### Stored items
___
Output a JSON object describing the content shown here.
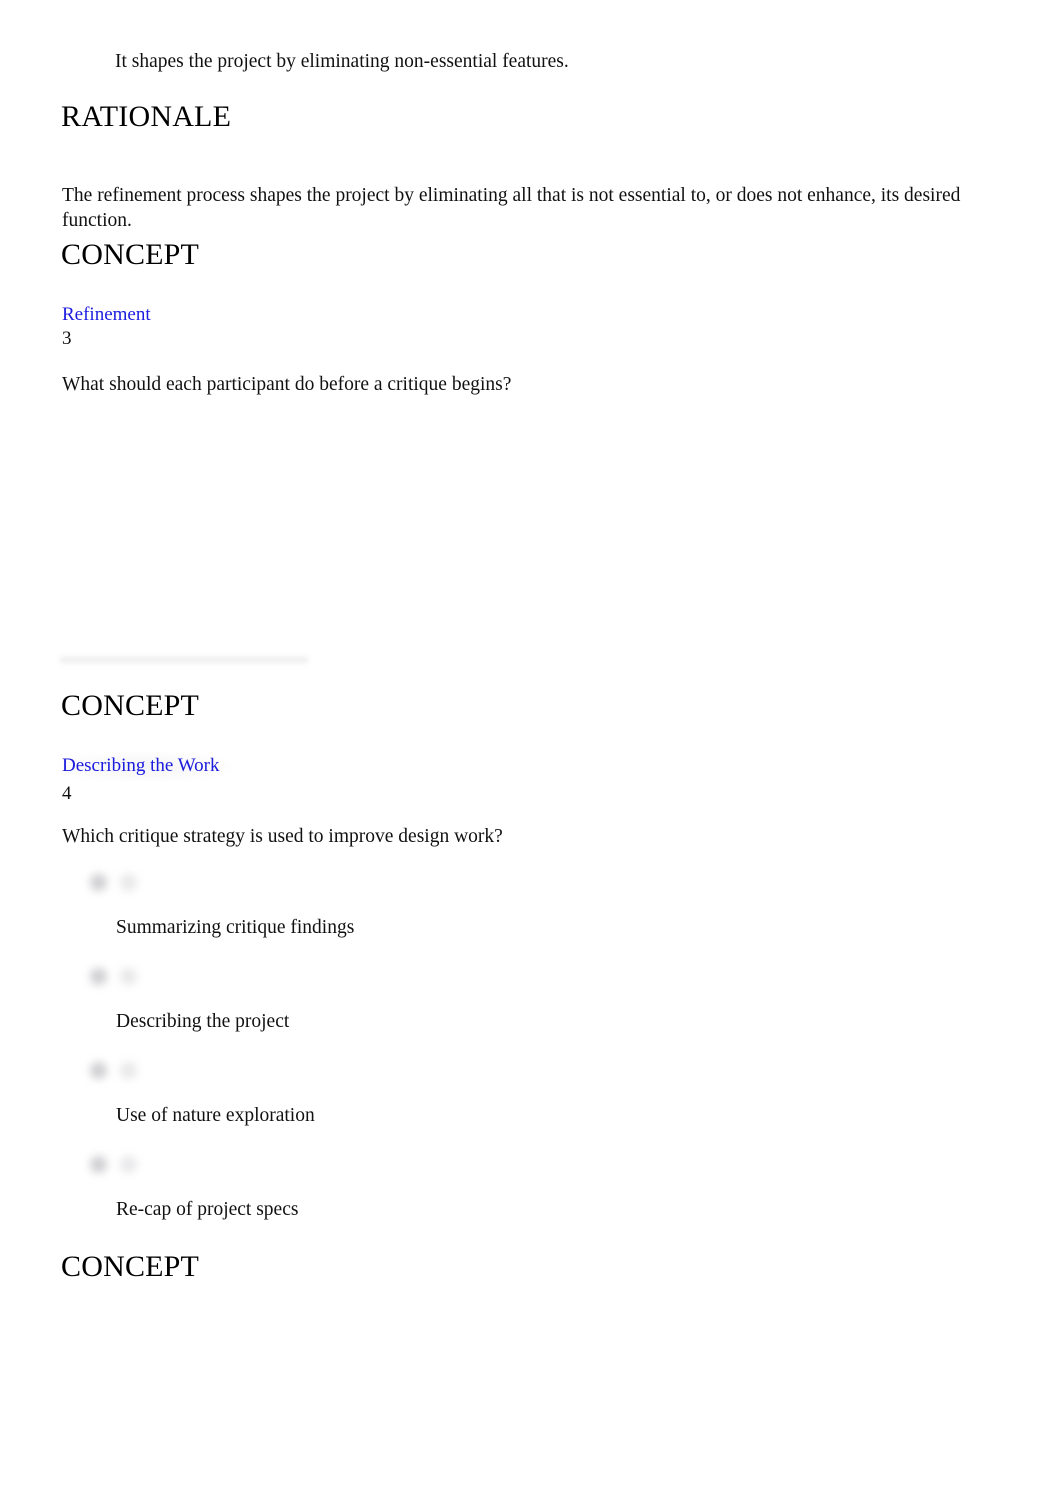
{
  "document": {
    "answer_statement": "It shapes the project by eliminating non-essential features.",
    "rationale": {
      "heading": "RATIONALE",
      "body": "The refinement process shapes the project by eliminating all that is not essential to, or does not enhance, its desired function."
    },
    "concepts": [
      {
        "heading": "CONCEPT",
        "link_label": "Refinement",
        "number": "3",
        "question": "What should each participant do before a critique begins?",
        "options": []
      },
      {
        "heading": "CONCEPT",
        "link_label": "Describing the Work",
        "number": "4",
        "question": "Which critique strategy is used to improve design work?",
        "options": [
          "Summarizing critique findings",
          "Describing the project",
          "Use of nature exploration",
          "Re-cap of project specs"
        ]
      },
      {
        "heading": "CONCEPT"
      }
    ]
  },
  "colors": {
    "page_background": "#ffffff",
    "body_text": "#111111",
    "heading_text": "#000000",
    "link": "#1c1ce0",
    "divider": "#78788022"
  }
}
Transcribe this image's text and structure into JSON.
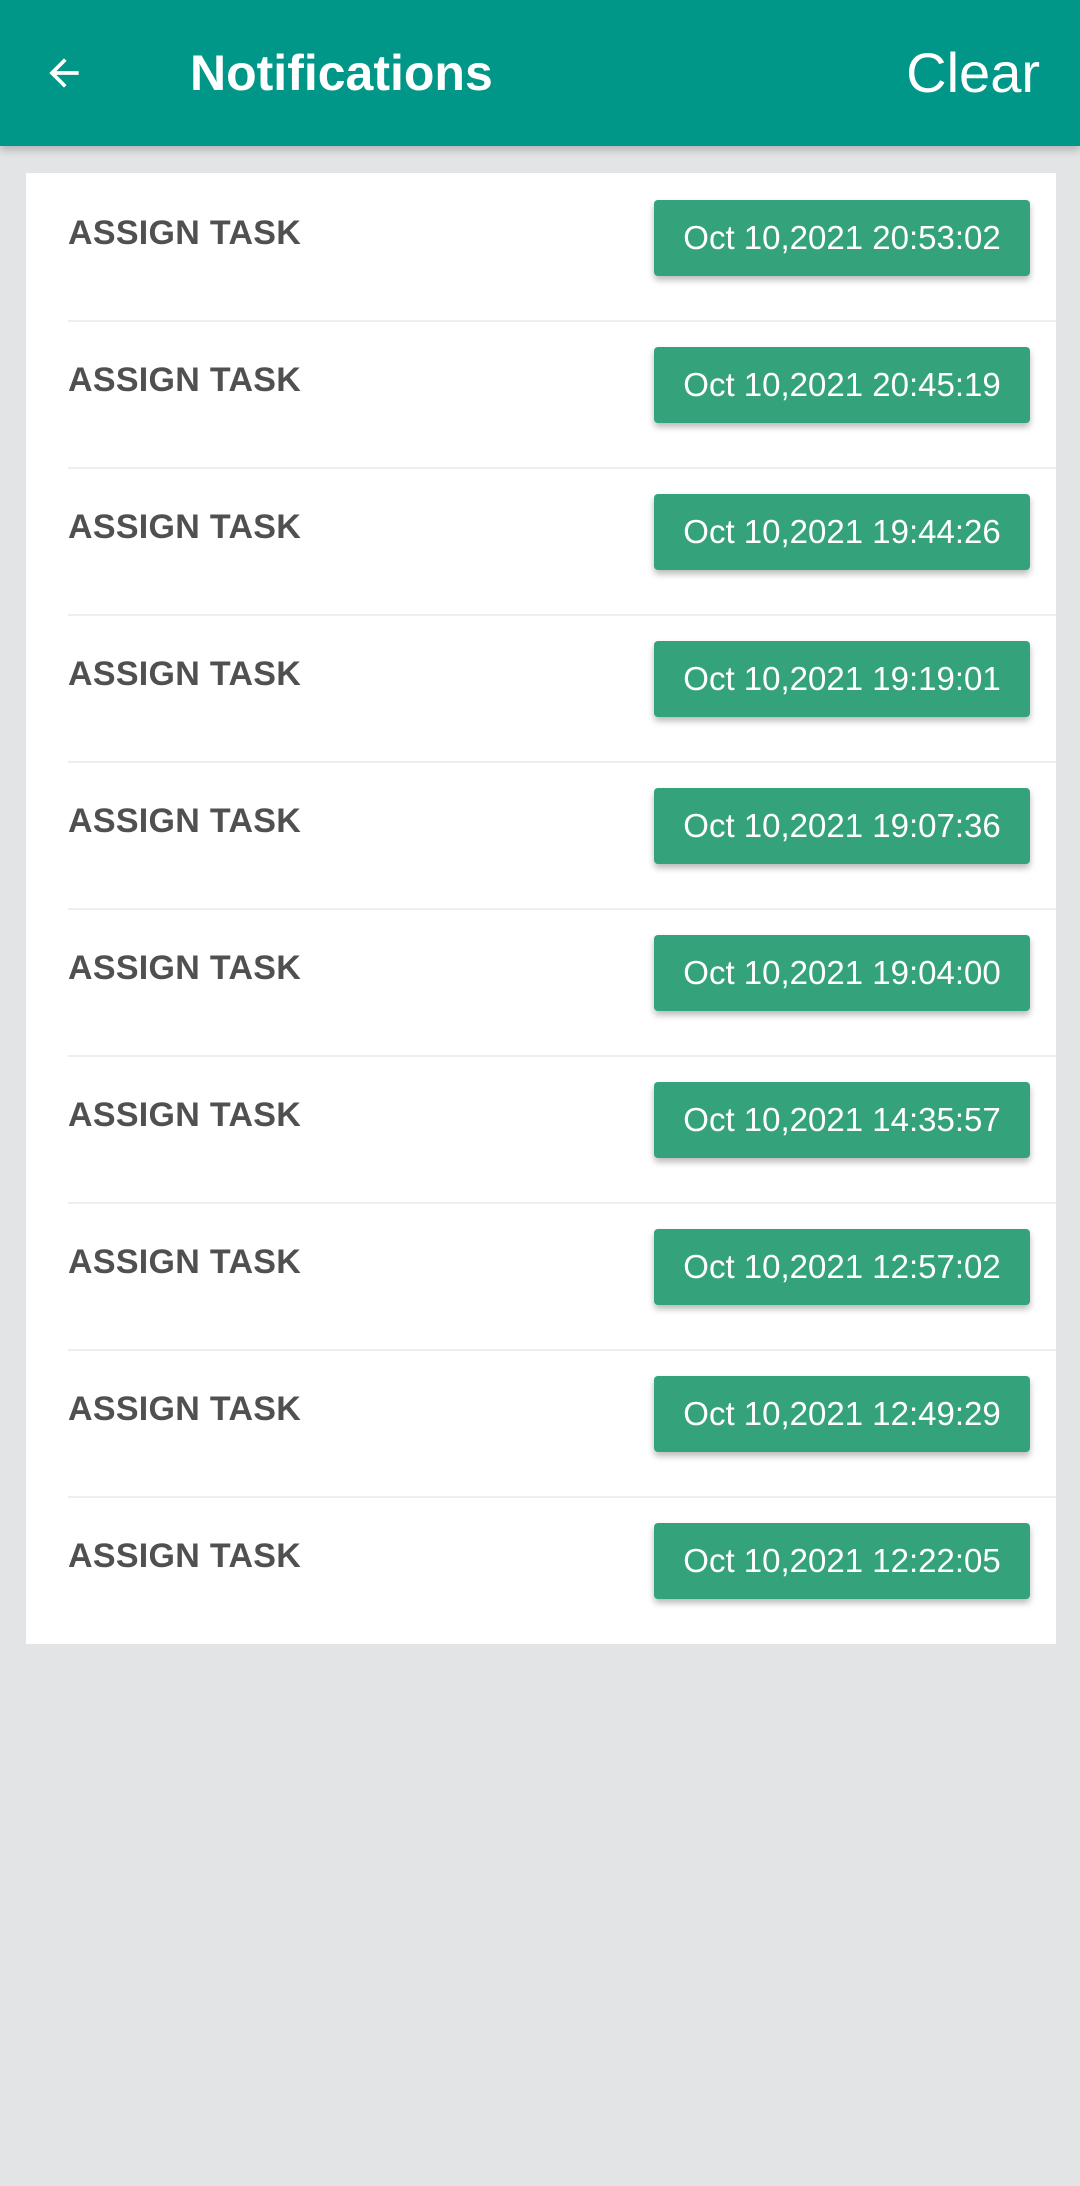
{
  "header": {
    "title": "Notifications",
    "back_icon": "arrow-left-icon",
    "clear_label": "Clear",
    "background_color": "#009688"
  },
  "notifications": [
    {
      "title": "ASSIGN TASK",
      "timestamp": "Oct 10,2021 20:53:02"
    },
    {
      "title": "ASSIGN TASK",
      "timestamp": "Oct 10,2021 20:45:19"
    },
    {
      "title": "ASSIGN TASK",
      "timestamp": "Oct 10,2021 19:44:26"
    },
    {
      "title": "ASSIGN TASK",
      "timestamp": "Oct 10,2021 19:19:01"
    },
    {
      "title": "ASSIGN TASK",
      "timestamp": "Oct 10,2021 19:07:36"
    },
    {
      "title": "ASSIGN TASK",
      "timestamp": "Oct 10,2021 19:04:00"
    },
    {
      "title": "ASSIGN TASK",
      "timestamp": "Oct 10,2021 14:35:57"
    },
    {
      "title": "ASSIGN TASK",
      "timestamp": "Oct 10,2021 12:57:02"
    },
    {
      "title": "ASSIGN TASK",
      "timestamp": "Oct 10,2021 12:49:29"
    },
    {
      "title": "ASSIGN TASK",
      "timestamp": "Oct 10,2021 12:22:05"
    }
  ],
  "colors": {
    "badge": "#34a37b",
    "page_background": "#e3e4e6"
  }
}
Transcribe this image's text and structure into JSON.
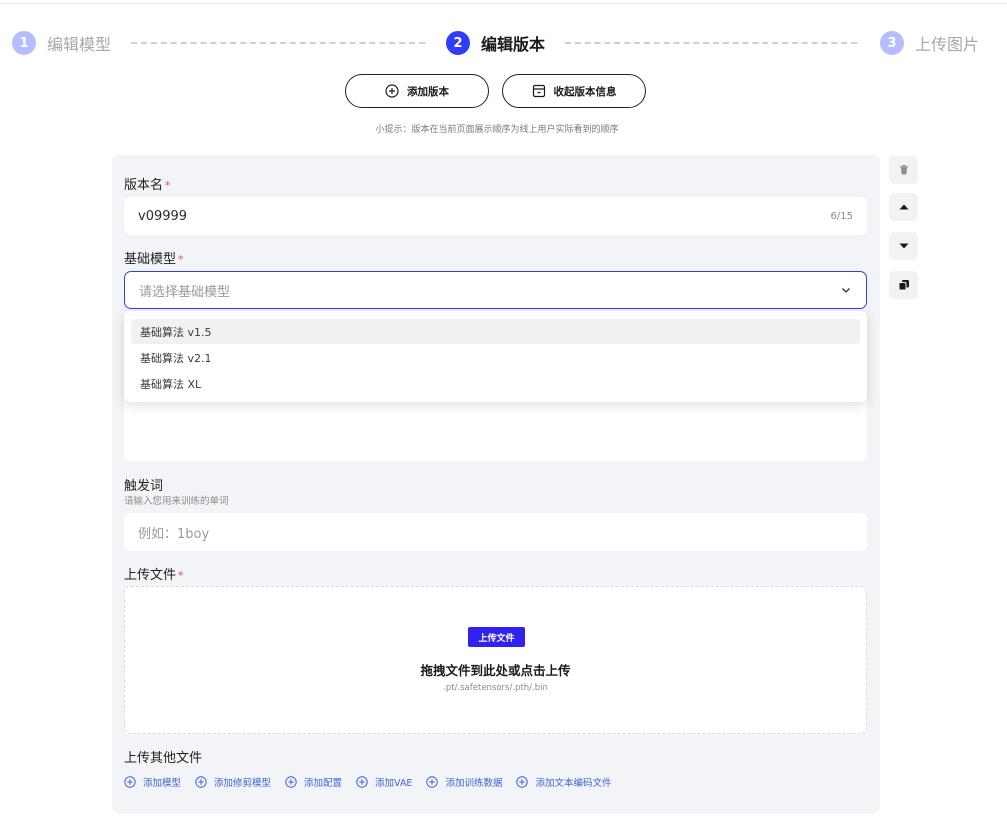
{
  "steps": [
    {
      "num": "1",
      "label": "编辑模型"
    },
    {
      "num": "2",
      "label": "编辑版本"
    },
    {
      "num": "3",
      "label": "上传图片"
    }
  ],
  "actions": {
    "add_version": "添加版本",
    "collapse_info": "收起版本信息",
    "tip": "小提示：版本在当前页面展示顺序为线上用户实际看到的顺序"
  },
  "form": {
    "version_name": {
      "label": "版本名",
      "required": "*",
      "value": "v09999",
      "count": "6/15"
    },
    "base_model": {
      "label": "基础模型",
      "required": "*",
      "placeholder": "请选择基础模型",
      "options": [
        "基础算法 v1.5",
        "基础算法 v2.1",
        "基础算法 XL"
      ],
      "highlighted_index": 0
    },
    "trigger_words": {
      "label": "触发词",
      "sub": "请输入您用来训练的单词",
      "placeholder": "例如：1boy"
    },
    "upload": {
      "label": "上传文件",
      "required": "*",
      "button": "上传文件",
      "title": "拖拽文件到此处或点击上传",
      "hint": ".pt/.safetensors/.pth/.bin"
    },
    "other_files": {
      "label": "上传其他文件",
      "links": [
        "添加模型",
        "添加修剪模型",
        "添加配置",
        "添加VAE",
        "添加训练数据",
        "添加文本编码文件"
      ]
    }
  },
  "tools": [
    "trash-icon",
    "move-up-icon",
    "move-down-icon",
    "copy-icon"
  ],
  "colors": {
    "accent": "#2e3dfb",
    "step_inactive": "#b5bdfd",
    "link": "#3a63d8",
    "required": "#e34d59",
    "upload_button": "#3023f0"
  }
}
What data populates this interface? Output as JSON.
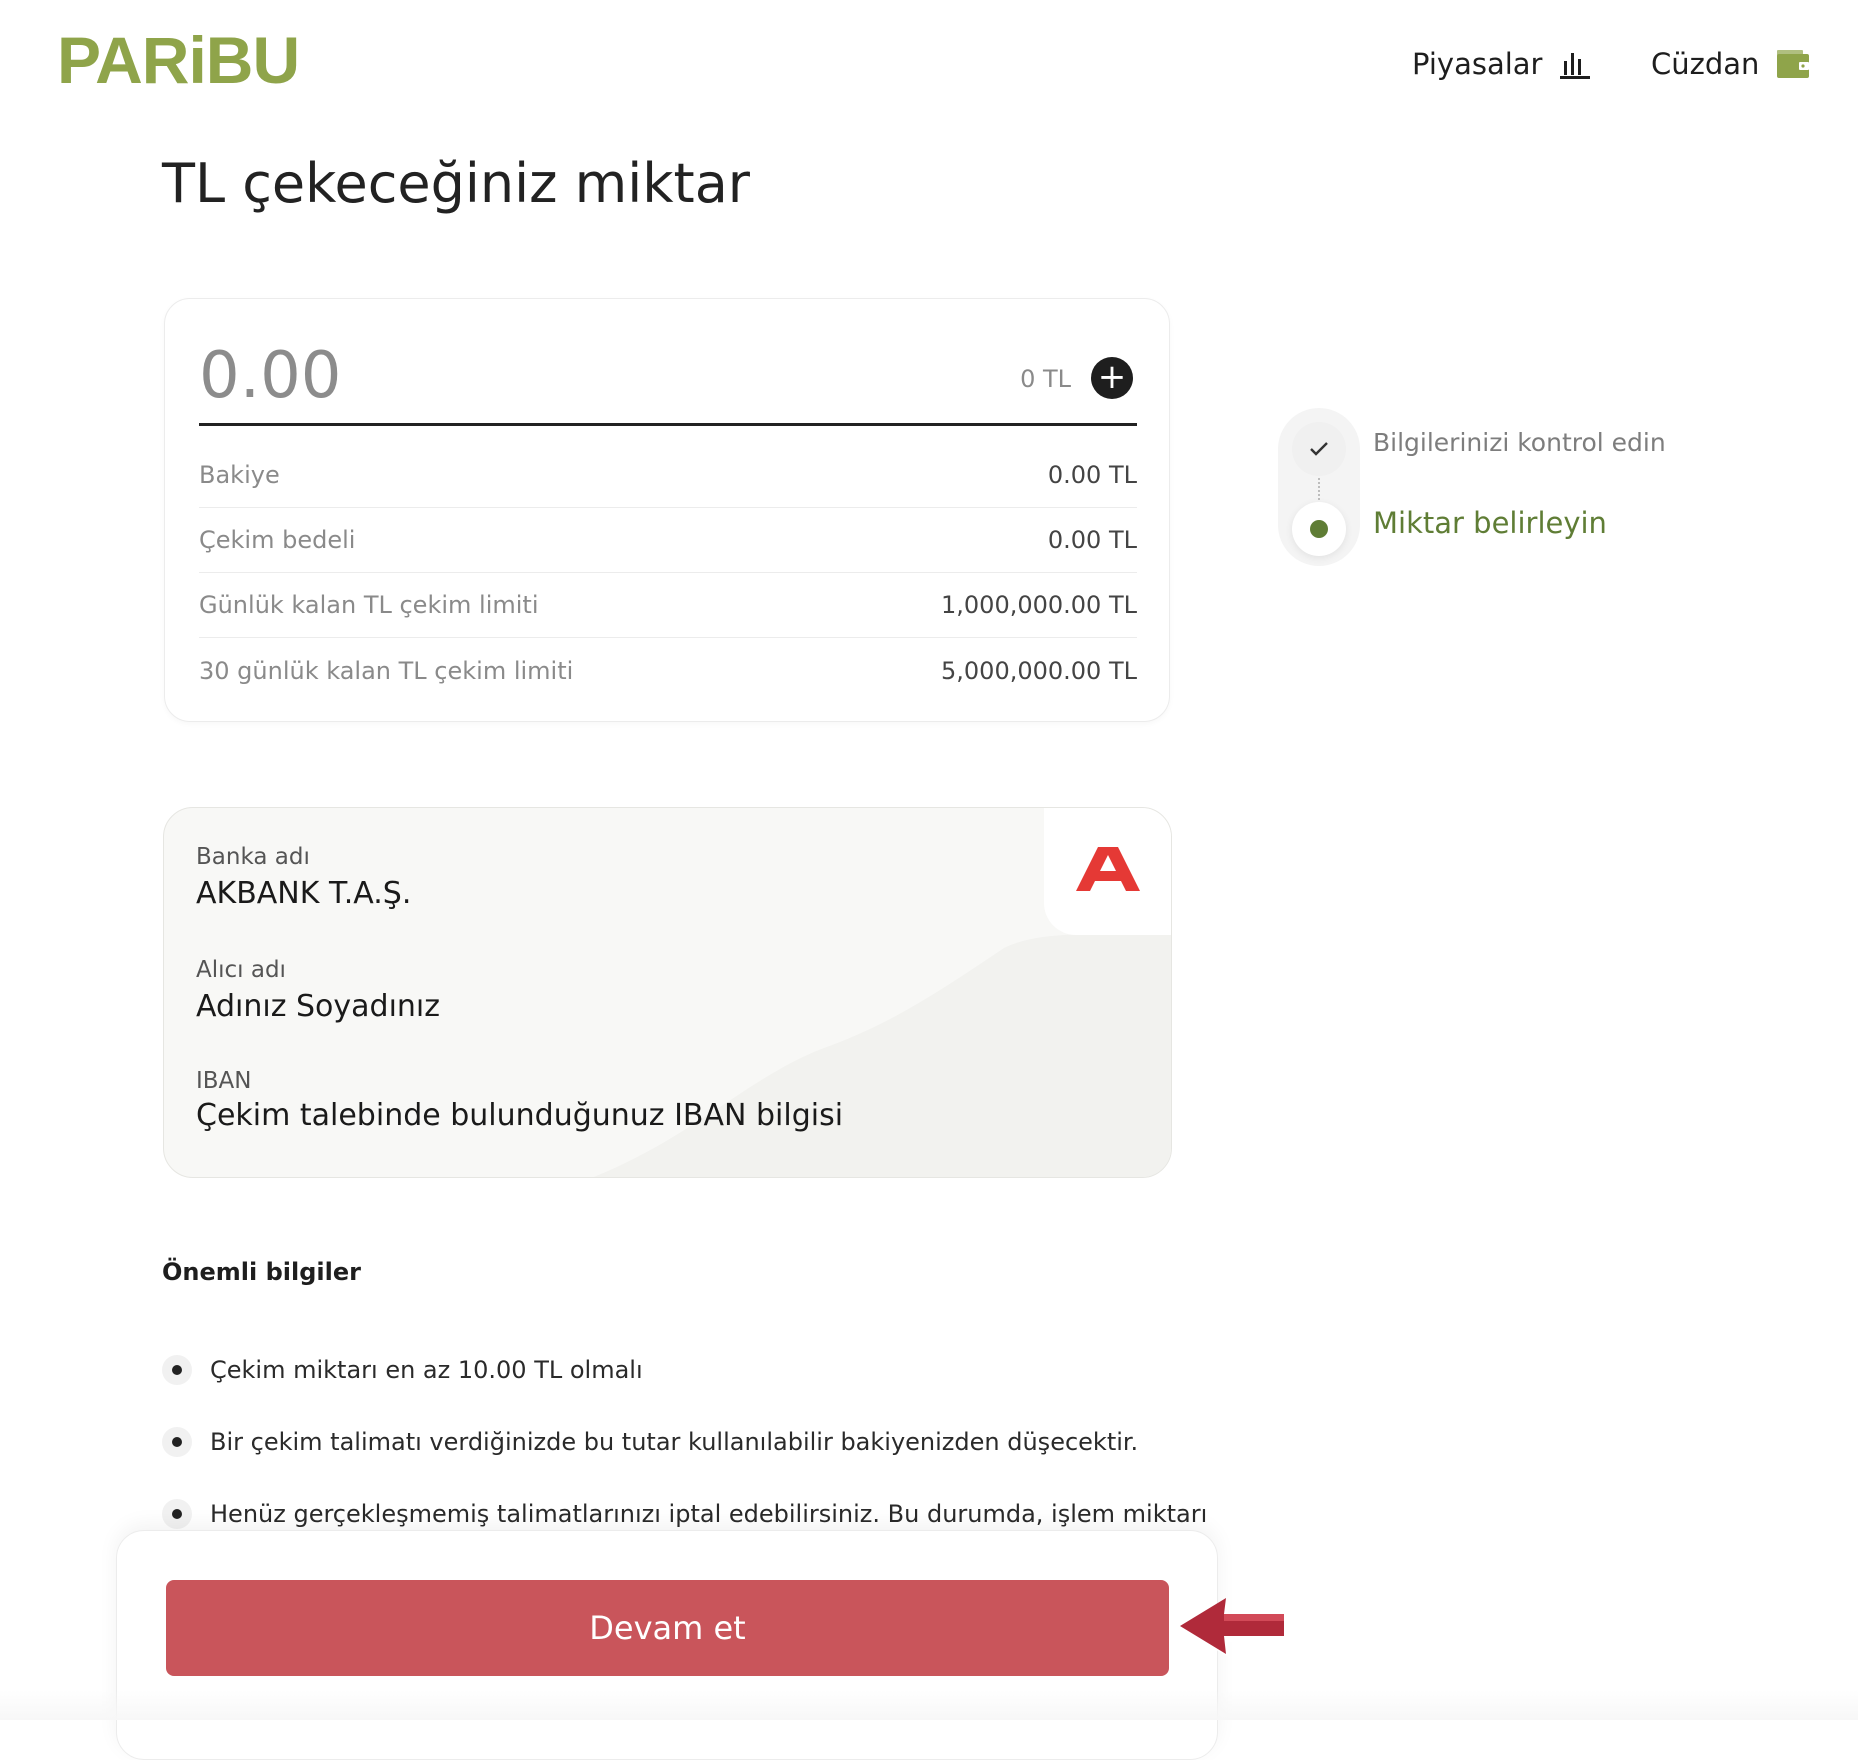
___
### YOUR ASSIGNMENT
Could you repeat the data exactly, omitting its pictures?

### EXERCISE RESPONSE
Output a JSON object describing the content shown here.
{
  "document": {
    "answer_statement": "It shapes the project by eliminating non-essential features.",
    "rationale": {
      "heading": "RATIONALE",
      "body": "The refinement process shapes the project by eliminating all that is not essential to, or does not enhance, its desired function."
    },
    "concepts": [
      {
        "heading": "CONCEPT",
        "link_label": "Refinement",
        "number": "3",
        "question": "What should each participant do before a critique begins?",
        "options": []
      },
      {
        "heading": "CONCEPT",
        "link_label": "Describing the Work",
        "number": "4",
        "question": "Which critique strategy is used to improve design work?",
        "options": [
          "Summarizing critique findings",
          "Describing the project",
          "Use of nature exploration",
          "Re-cap of project specs"
        ]
      },
      {
        "heading": "CONCEPT"
      }
    ]
  },
  "colors": {
    "page_background": "#ffffff",
    "body_text": "#111111",
    "heading_text": "#000000",
    "link": "#1c1ce0",
    "divider": "#78788022"
  }
}
Transcribe this image's text and structure into JSON.
{
  "header": {
    "title": "Notifications",
    "back_icon": "arrow-left-icon",
    "clear_label": "Clear",
    "background_color": "#009688"
  },
  "notifications": [
    {
      "title": "ASSIGN TASK",
      "timestamp": "Oct 10,2021 20:53:02"
    },
    {
      "title": "ASSIGN TASK",
      "timestamp": "Oct 10,2021 20:45:19"
    },
    {
      "title": "ASSIGN TASK",
      "timestamp": "Oct 10,2021 19:44:26"
    },
    {
      "title": "ASSIGN TASK",
      "timestamp": "Oct 10,2021 19:19:01"
    },
    {
      "title": "ASSIGN TASK",
      "timestamp": "Oct 10,2021 19:07:36"
    },
    {
      "title": "ASSIGN TASK",
      "timestamp": "Oct 10,2021 19:04:00"
    },
    {
      "title": "ASSIGN TASK",
      "timestamp": "Oct 10,2021 14:35:57"
    },
    {
      "title": "ASSIGN TASK",
      "timestamp": "Oct 10,2021 12:57:02"
    },
    {
      "title": "ASSIGN TASK",
      "timestamp": "Oct 10,2021 12:49:29"
    },
    {
      "title": "ASSIGN TASK",
      "timestamp": "Oct 10,2021 12:22:05"
    }
  ],
  "colors": {
    "badge": "#34a37b",
    "page_background": "#e3e4e6"
  }
}
Transcribe this image's text and structure into JSON.
{
  "steps": [
    {
      "num": "1",
      "label": "编辑模型"
    },
    {
      "num": "2",
      "label": "编辑版本"
    },
    {
      "num": "3",
      "label": "上传图片"
    }
  ],
  "actions": {
    "add_version": "添加版本",
    "collapse_info": "收起版本信息",
    "tip": "小提示：版本在当前页面展示顺序为线上用户实际看到的顺序"
  },
  "form": {
    "version_name": {
      "label": "版本名",
      "required": "*",
      "value": "v09999",
      "count": "6/15"
    },
    "base_model": {
      "label": "基础模型",
      "required": "*",
      "placeholder": "请选择基础模型",
      "options": [
        "基础算法 v1.5",
        "基础算法 v2.1",
        "基础算法 XL"
      ],
      "highlighted_index": 0
    },
    "trigger_words": {
      "label": "触发词",
      "sub": "请输入您用来训练的单词",
      "placeholder": "例如：1boy"
    },
    "upload": {
      "label": "上传文件",
      "required": "*",
      "button": "上传文件",
      "title": "拖拽文件到此处或点击上传",
      "hint": ".pt/.safetensors/.pth/.bin"
    },
    "other_files": {
      "label": "上传其他文件",
      "links": [
        "添加模型",
        "添加修剪模型",
        "添加配置",
        "添加VAE",
        "添加训练数据",
        "添加文本编码文件"
      ]
    }
  },
  "tools": [
    "trash-icon",
    "move-up-icon",
    "move-down-icon",
    "copy-icon"
  ],
  "colors": {
    "accent": "#2e3dfb",
    "step_inactive": "#b5bdfd",
    "link": "#3a63d8",
    "required": "#e34d59",
    "upload_button": "#3023f0"
  }
}
What data populates this interface? Output as JSON.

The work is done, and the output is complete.